But she added: "Nevertheless, the secretary has the authority and tools in place to direct assignments should critical vacancies not be filled through the normal assignment processes. The department is prepared to do so should it become necessary."
Adding to the pressure, the State Department also must find personnel for a new network of civilian-military reconstruction teams.
When people join the foreign service, they agree in writing to be available for duty anywhere. Yet in practice, the system has been almost entirely voluntary.
Iraq is widely considered the most dangerous posting in memory, far more dangerous than, for example, Saigon during the Vietnam War. Even Baghdad's protected Green Zone frequently has been bombarded by insurgents. Few diplomats leave the fortified area.
U.S. diplomats who go to Iraq are not allowed to bring their families because of the danger. They stay for one year, rather than the three years typical in safe environments. The short rotation puts an added burden on the department, which each October must begin soliciting volunteers to go the following July.
The department has filled all of its assignments for the yearly rotations since the March 2003 invasion. But it has become harder each year. Last year, staffing wasn't complete until nearly the start of the rotation.
"There's a law of diminishing returns," said the senior U.S. official.
The U.S. Embassy in Baghdad has more than 3,000 employees, of whom fewer than 200 hold diplomatic positions.
David Satterfield, the embassy's second-ranking official, has said that the limited volunteer pool has forced the department to rely too heavily on young and less experienced foreign service officers, according to a Senate Foreign Relations Committee report this month that quoted him. Satterfield told the committee staff that if the decision was his, he would begin mandatory assignments.
A committee staff member said the foreign service volunteers have included many young, adventurous employees, as well as older "empty nesters" with only a few years left before retirement. But there have been too few experienced mid-career employees, he said.

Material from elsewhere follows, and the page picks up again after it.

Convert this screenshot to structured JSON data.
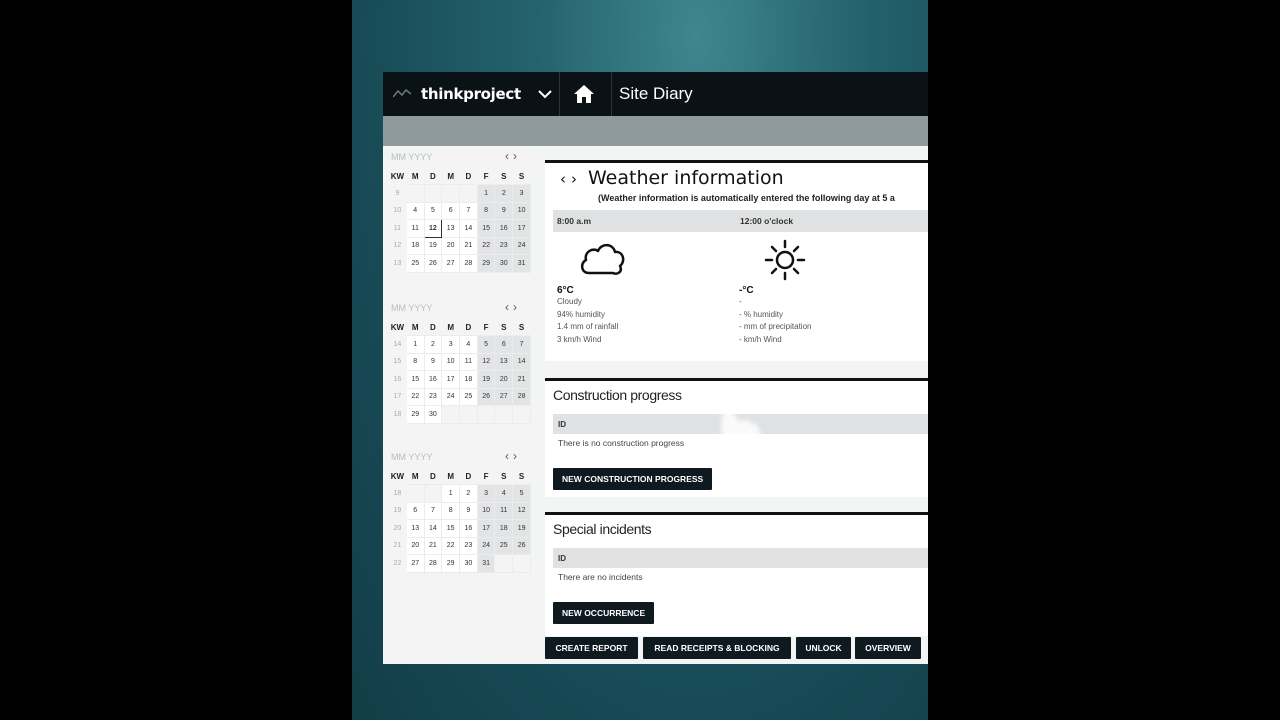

The foreign service, with about 11,000 State Department employees, "can provide only so many bodies," the aide said, speaking on condition of anonymity because he is not authorized to comment publicly.

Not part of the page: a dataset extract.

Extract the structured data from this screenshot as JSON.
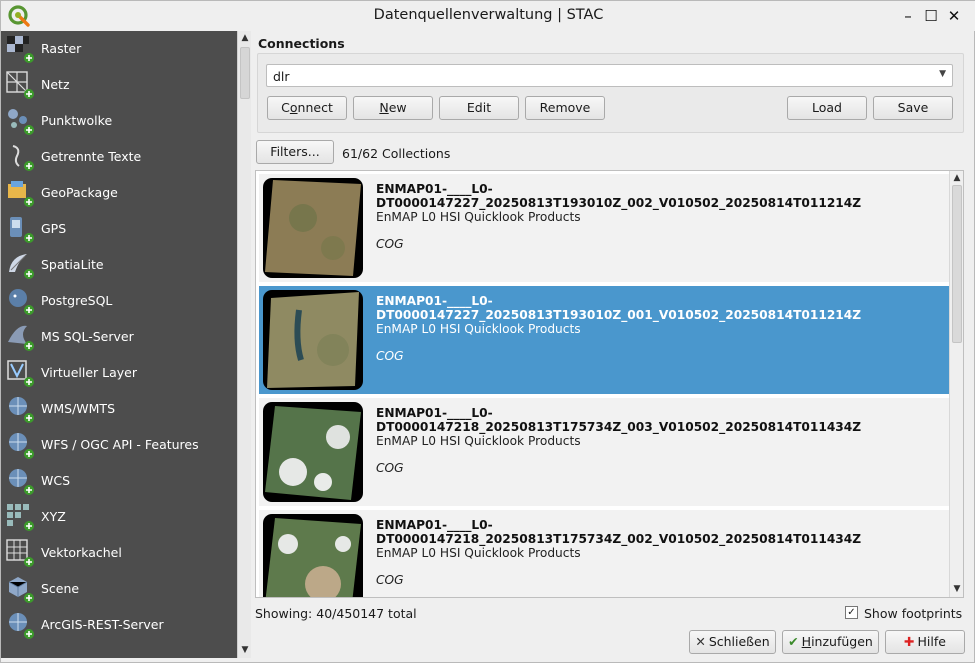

Top department officials have filled the most senior jobs in Iraq by calling the department's senior Middle East hands and appealing to their patriotism and professionalism. They also make clear to ambitious junior diplomats that a tour in Iraq would be a career boost. But those approaches have not been enough to fully solve the problem.

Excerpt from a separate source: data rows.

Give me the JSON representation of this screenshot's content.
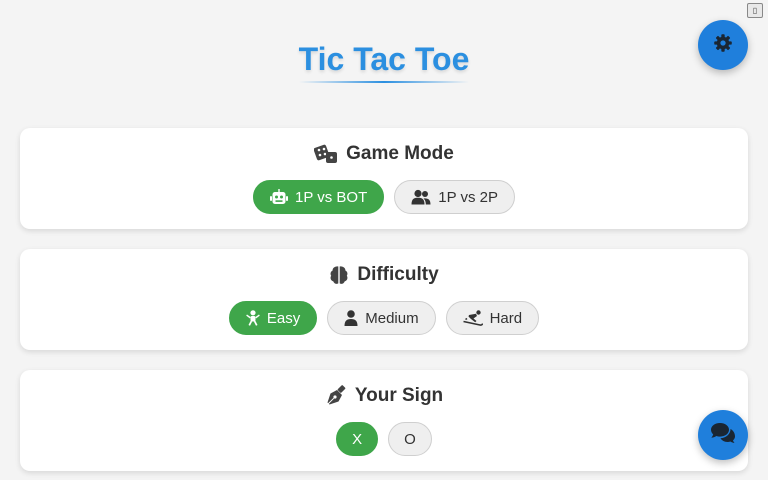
{
  "header": {
    "title": "Tic Tac Toe"
  },
  "corner_button": {
    "glyph": "▯"
  },
  "game_mode": {
    "title": "Game Mode",
    "icon": "dice-icon",
    "options": [
      {
        "label": "1P vs BOT",
        "icon": "robot-icon",
        "selected": true
      },
      {
        "label": "1P vs 2P",
        "icon": "users-icon",
        "selected": false
      }
    ]
  },
  "difficulty": {
    "title": "Difficulty",
    "icon": "brain-icon",
    "options": [
      {
        "label": "Easy",
        "icon": "baby-icon",
        "selected": true
      },
      {
        "label": "Medium",
        "icon": "person-icon",
        "selected": false
      },
      {
        "label": "Hard",
        "icon": "skiing-icon",
        "selected": false
      }
    ]
  },
  "your_sign": {
    "title": "Your Sign",
    "icon": "pen-nib-icon",
    "options": [
      {
        "label": "X",
        "selected": true
      },
      {
        "label": "O",
        "selected": false
      }
    ]
  },
  "fabs": {
    "settings_icon": "gear-icon",
    "chat_icon": "comments-icon"
  },
  "colors": {
    "accent_blue": "#1f7fdc",
    "title_blue": "#2b8fe0",
    "active_green": "#3fa64a"
  }
}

An upcoming challenge will be to find the skilled staff needed for new "provincial reconstruction teams," joint civilian-military organizations to help Iraqis rebuild the economy and institutions in the hinterlands. These assignments will be especially dangerous, requiring employees to travel far outside the Green Zone.
U.S. agencies have struggled to find qualified people to work on such teams in Afghanistan, where they were first used.
The State Department has resisted mandatory assignments in part because it does not want a confrontation with the American Foreign Service Assn., an employee group that represents diplomats. Though not a union, the group has many senior diplomats among its members and is influential with the department.